Attorney General Denise George appeared before the Senate Finance Committee on Monday. (Source file photo)

Lawmakers posed questions about the way the Justice Department oversees autopsies at Monday’s Senate Finance Committee hearing.

Representatives of the Justice Department appeared before the committee to defend the governor’s proposed $19.2 million budget request for Fiscal Year 2023. Among the divisions under the agency’s control is the Office of the Medical Examiner.

Attorney General Denise George led the overview for the agency’s budget but was quickly confronted by several lawmakers over the closing of the Medical Examiner’s Office on St. Croix and the circumstances that led to it.

The medical examiner is responsible for conducting autopsies for crime victims and those who died from unusual circumstances that may have been caused by criminal conduct, George said. The agency has overcome the loss of 25 personnel within the past two years, she said, but the St. Croix medical examiner’s position remained open.

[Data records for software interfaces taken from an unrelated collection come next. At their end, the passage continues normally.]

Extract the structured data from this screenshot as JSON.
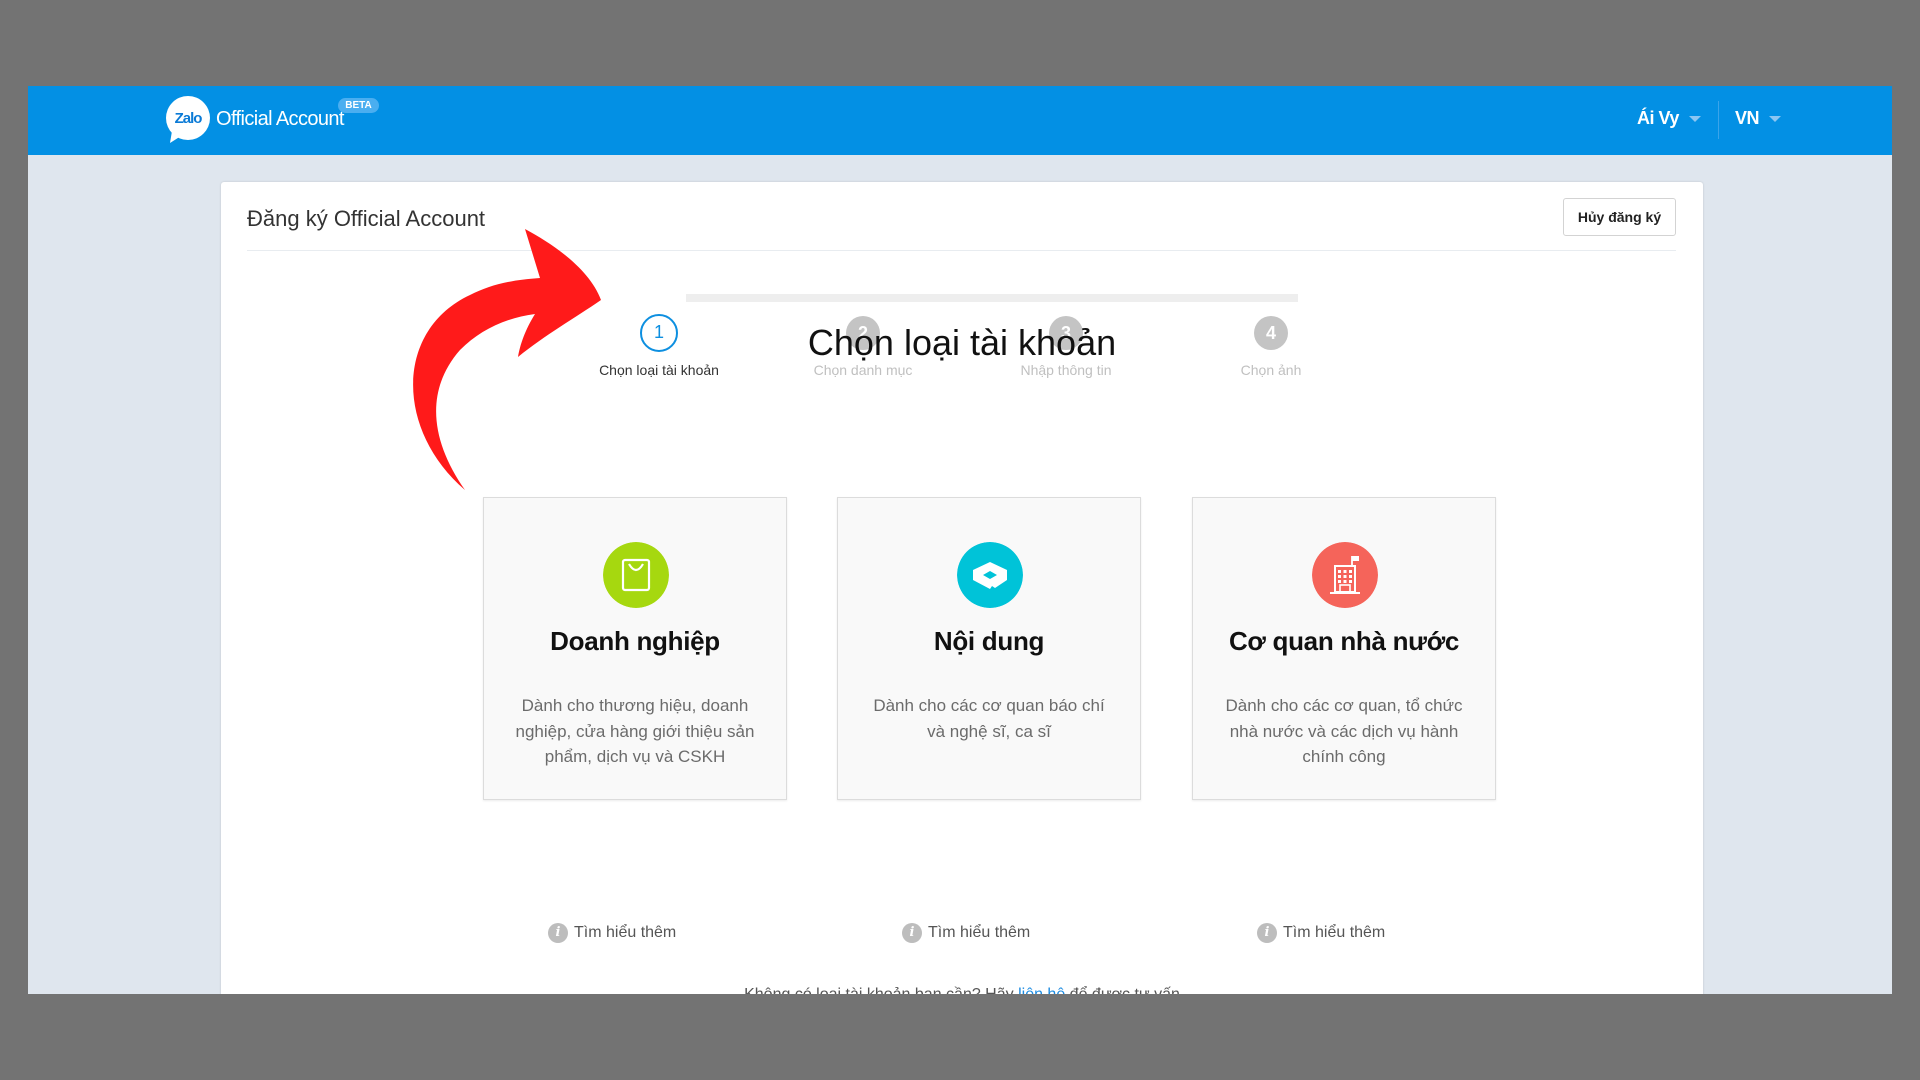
{
  "topbar": {
    "brand_logo_text": "Zalo",
    "brand_name": "Official Account",
    "beta_badge": "BETA",
    "user_name": "Ái Vy",
    "language": "VN"
  },
  "page": {
    "title": "Đăng ký Official Account",
    "cancel_button": "Hủy đăng ký",
    "section_title": "Chọn loại tài khoản"
  },
  "steps": [
    {
      "number": "1",
      "label": "Chọn loại tài khoản",
      "state": "active"
    },
    {
      "number": "2",
      "label": "Chọn danh mục",
      "state": "inactive"
    },
    {
      "number": "3",
      "label": "Nhập thông tin",
      "state": "inactive"
    },
    {
      "number": "4",
      "label": "Chọn ảnh",
      "state": "inactive"
    }
  ],
  "account_types": [
    {
      "name": "Doanh nghiệp",
      "description": "Dành cho thương hiệu, doanh nghiệp, cửa hàng giới thiệu sản phẩm, dịch vụ và CSKH",
      "icon": "shopping-bag-icon",
      "color": "#a6d80f",
      "learn_more": "Tìm hiểu thêm"
    },
    {
      "name": "Nội dung",
      "description": "Dành cho các cơ quan báo chí và nghệ sĩ, ca sĩ",
      "icon": "content-icon",
      "color": "#00c3d8",
      "learn_more": "Tìm hiểu thêm"
    },
    {
      "name": "Cơ quan nhà nước",
      "description": "Dành cho các cơ quan, tổ chức nhà nước và các dịch vụ hành chính công",
      "icon": "government-building-icon",
      "color": "#f5645a",
      "learn_more": "Tìm hiểu thêm"
    }
  ],
  "footer": {
    "prefix": "Không có loại tài khoản bạn cần? Hãy ",
    "link": "liên hệ",
    "suffix": " để được tư vấn"
  },
  "colors": {
    "topbar": "#0390e4",
    "accent": "#0d8fe0",
    "annotation_arrow": "#ff1a1a"
  }
}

Dr. Jacqueline Pender performed those duties but resigned in June, citing an untenable workplace environment. Since then, George said, the department turned to the Gov. Juan F. Luis Hospital for help, but that option dwindled as the hospital prepares for reconstruction.

Justice also tried to work out an arrangement with a St. Croix funeral home, but the arrangement was unsatisfactory, she said. A third approach — flying deceased crime victims to St. Thomas for autopsy — is the method being used now.

Each round trip costs roughly $1,800, George said under questioning. St. Croix Sen. Samuel Carrion asked if Justice had dedicated funds to cover the cost. The answer was no.

But the attorney general said she’s confident the agency has enough funds to cover the transport until a new, modular morgue is established and operational.

Sen. Janelle Sarauw asked if there was enough room in the St. Thomas morgue to handle the storage. George called the morgue on St. Thomas “fully operational.”

She added that a modified container unit had been equipped with materials needed for a medical examiner’s lab, and Justice was working on an agreement for a location to station the unit. George told lawmakers that arrangements should be finalized by the end of December.

Sen. Kenneth Gittens said the round-trip transport was causing problems for police as well as Justice because investigators and other personnel had to provide escort.

“We need to handle this matter post haste,” Gittens said.

The attorney general agreed and tried to assuage the skepticism expressed by some committee members. “Plans for the St. Croix Medical Examiner’s office seem quite ambitious,” George said.

But, she said, they will get done.